Records for the exercise section start

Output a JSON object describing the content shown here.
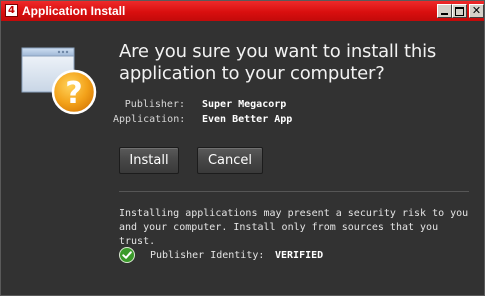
{
  "window": {
    "title": "Application Install",
    "app_icon_glyph": "4",
    "controls": {
      "minimize_icon": "minimize-icon",
      "maximize_icon": "maximize-icon",
      "close_icon": "close-icon"
    }
  },
  "prompt": {
    "question": "Are you sure you want to install this application to your computer?",
    "publisher_label": "Publisher:",
    "publisher_value": "Super Megacorp",
    "application_label": "Application:",
    "application_value": "Even Better App"
  },
  "actions": {
    "install_label": "Install",
    "cancel_label": "Cancel"
  },
  "security": {
    "warning": "Installing applications may present a security risk to you and your computer. Install only from sources that you trust.",
    "identity_label": "Publisher Identity:",
    "identity_value": "VERIFIED",
    "identity_icon": "check-icon"
  },
  "colors": {
    "titlebar": "#d90f0f",
    "background": "#323232",
    "verified_green": "#3a9a2a",
    "question_badge": "#f3a21a"
  }
}
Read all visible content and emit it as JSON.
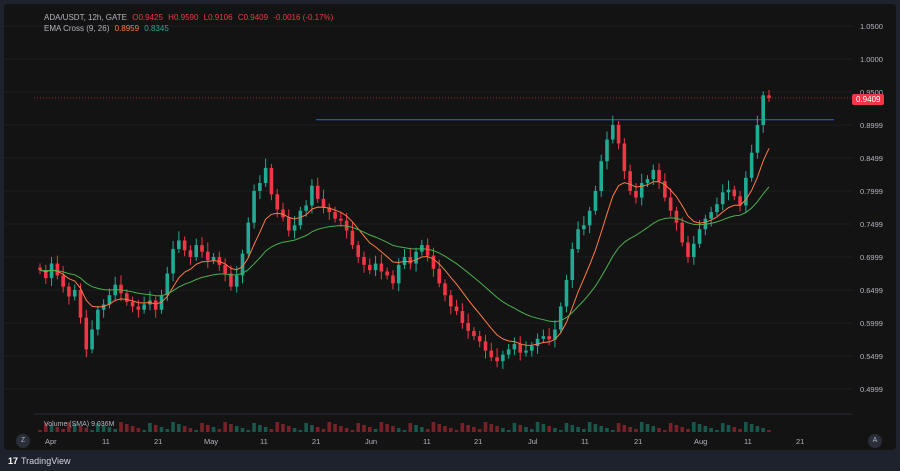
{
  "legend": {
    "symbol": "ADA/USDT, 12h, GATE",
    "open": "O0.9425",
    "high": "H0.9590",
    "low": "L0.9106",
    "close": "C0.9409",
    "change": "-0.0016 (-0.17%)",
    "indicator_name": "EMA Cross (9, 26)",
    "ema_fast": "0.8959",
    "ema_slow": "0.8345"
  },
  "price_axis": [
    "1.0500",
    "1.0000",
    "0.9500",
    "0.8999",
    "0.8499",
    "0.7999",
    "0.7499",
    "0.6999",
    "0.6499",
    "0.5999",
    "0.5499",
    "0.4999"
  ],
  "last_price": "0.9409",
  "time_axis": [
    "Apr",
    "11",
    "21",
    "May",
    "11",
    "21",
    "Jun",
    "11",
    "21",
    "Jul",
    "11",
    "21",
    "Aug",
    "11",
    "21"
  ],
  "volume_legend": "Volume (SMA) 9.036M",
  "buttons": {
    "goto": "Z",
    "auto": "A"
  },
  "brand": {
    "mark": "17",
    "name": "TradingView"
  },
  "colors": {
    "up": "#22ab94",
    "down": "#f23645",
    "ema_fast": "#ff7a45",
    "ema_slow": "#4caf50",
    "hline": "#2962ff"
  },
  "chart_data": {
    "type": "candlestick",
    "y_range": [
      0.4999,
      1.05
    ],
    "resistance_level": 0.908,
    "closes": [
      0.68,
      0.668,
      0.69,
      0.672,
      0.655,
      0.64,
      0.65,
      0.608,
      0.56,
      0.59,
      0.62,
      0.628,
      0.642,
      0.658,
      0.645,
      0.632,
      0.625,
      0.62,
      0.628,
      0.634,
      0.62,
      0.642,
      0.675,
      0.712,
      0.725,
      0.71,
      0.7,
      0.718,
      0.708,
      0.695,
      0.7,
      0.688,
      0.675,
      0.655,
      0.672,
      0.705,
      0.752,
      0.8,
      0.812,
      0.835,
      0.795,
      0.772,
      0.76,
      0.74,
      0.748,
      0.77,
      0.778,
      0.808,
      0.788,
      0.775,
      0.768,
      0.758,
      0.755,
      0.74,
      0.718,
      0.7,
      0.688,
      0.68,
      0.69,
      0.678,
      0.672,
      0.66,
      0.688,
      0.7,
      0.69,
      0.708,
      0.718,
      0.702,
      0.682,
      0.66,
      0.642,
      0.625,
      0.618,
      0.6,
      0.588,
      0.58,
      0.572,
      0.558,
      0.548,
      0.542,
      0.552,
      0.56,
      0.568,
      0.555,
      0.558,
      0.565,
      0.576,
      0.58,
      0.575,
      0.59,
      0.625,
      0.665,
      0.712,
      0.742,
      0.748,
      0.77,
      0.8,
      0.845,
      0.878,
      0.9,
      0.872,
      0.83,
      0.8,
      0.79,
      0.812,
      0.818,
      0.832,
      0.815,
      0.79,
      0.77,
      0.752,
      0.722,
      0.7,
      0.72,
      0.742,
      0.758,
      0.768,
      0.78,
      0.798,
      0.802,
      0.792,
      0.778,
      0.82,
      0.858,
      0.9,
      0.945,
      0.941
    ]
  }
}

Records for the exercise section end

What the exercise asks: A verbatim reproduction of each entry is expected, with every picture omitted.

Reply:
Output a JSON object describing the content shown here.
{
  "window": {
    "title": "Application Install",
    "app_icon_glyph": "4",
    "controls": {
      "minimize_icon": "minimize-icon",
      "maximize_icon": "maximize-icon",
      "close_icon": "close-icon"
    }
  },
  "prompt": {
    "question": "Are you sure you want to install this application to your computer?",
    "publisher_label": "Publisher:",
    "publisher_value": "Super Megacorp",
    "application_label": "Application:",
    "application_value": "Even Better App"
  },
  "actions": {
    "install_label": "Install",
    "cancel_label": "Cancel"
  },
  "security": {
    "warning": "Installing applications may present a security risk to you and your computer. Install only from sources that you trust.",
    "identity_label": "Publisher Identity:",
    "identity_value": "VERIFIED",
    "identity_icon": "check-icon"
  },
  "colors": {
    "titlebar": "#d90f0f",
    "background": "#323232",
    "verified_green": "#3a9a2a",
    "question_badge": "#f3a21a"
  }
}
Read all visible content and emit it as JSON.
{
  "legend": {
    "symbol": "ADA/USDT, 12h, GATE",
    "open": "O0.9425",
    "high": "H0.9590",
    "low": "L0.9106",
    "close": "C0.9409",
    "change": "-0.0016 (-0.17%)",
    "indicator_name": "EMA Cross (9, 26)",
    "ema_fast": "0.8959",
    "ema_slow": "0.8345"
  },
  "price_axis": [
    "1.0500",
    "1.0000",
    "0.9500",
    "0.8999",
    "0.8499",
    "0.7999",
    "0.7499",
    "0.6999",
    "0.6499",
    "0.5999",
    "0.5499",
    "0.4999"
  ],
  "last_price": "0.9409",
  "time_axis": [
    "Apr",
    "11",
    "21",
    "May",
    "11",
    "21",
    "Jun",
    "11",
    "21",
    "Jul",
    "11",
    "21",
    "Aug",
    "11",
    "21"
  ],
  "volume_legend": "Volume (SMA) 9.036M",
  "buttons": {
    "goto": "Z",
    "auto": "A"
  },
  "brand": {
    "mark": "17",
    "name": "TradingView"
  },
  "colors": {
    "up": "#22ab94",
    "down": "#f23645",
    "ema_fast": "#ff7a45",
    "ema_slow": "#4caf50",
    "hline": "#2962ff"
  },
  "chart_data": {
    "type": "candlestick",
    "y_range": [
      0.4999,
      1.05
    ],
    "resistance_level": 0.908,
    "closes": [
      0.68,
      0.668,
      0.69,
      0.672,
      0.655,
      0.64,
      0.65,
      0.608,
      0.56,
      0.59,
      0.62,
      0.628,
      0.642,
      0.658,
      0.645,
      0.632,
      0.625,
      0.62,
      0.628,
      0.634,
      0.62,
      0.642,
      0.675,
      0.712,
      0.725,
      0.71,
      0.7,
      0.718,
      0.708,
      0.695,
      0.7,
      0.688,
      0.675,
      0.655,
      0.672,
      0.705,
      0.752,
      0.8,
      0.812,
      0.835,
      0.795,
      0.772,
      0.76,
      0.74,
      0.748,
      0.77,
      0.778,
      0.808,
      0.788,
      0.775,
      0.768,
      0.758,
      0.755,
      0.74,
      0.718,
      0.7,
      0.688,
      0.68,
      0.69,
      0.678,
      0.672,
      0.66,
      0.688,
      0.7,
      0.69,
      0.708,
      0.718,
      0.702,
      0.682,
      0.66,
      0.642,
      0.625,
      0.618,
      0.6,
      0.588,
      0.58,
      0.572,
      0.558,
      0.548,
      0.542,
      0.552,
      0.56,
      0.568,
      0.555,
      0.558,
      0.565,
      0.576,
      0.58,
      0.575,
      0.59,
      0.625,
      0.665,
      0.712,
      0.742,
      0.748,
      0.77,
      0.8,
      0.845,
      0.878,
      0.9,
      0.872,
      0.83,
      0.8,
      0.79,
      0.812,
      0.818,
      0.832,
      0.815,
      0.79,
      0.77,
      0.752,
      0.722,
      0.7,
      0.72,
      0.742,
      0.758,
      0.768,
      0.78,
      0.798,
      0.802,
      0.792,
      0.778,
      0.82,
      0.858,
      0.9,
      0.945,
      0.941
    ]
  }
}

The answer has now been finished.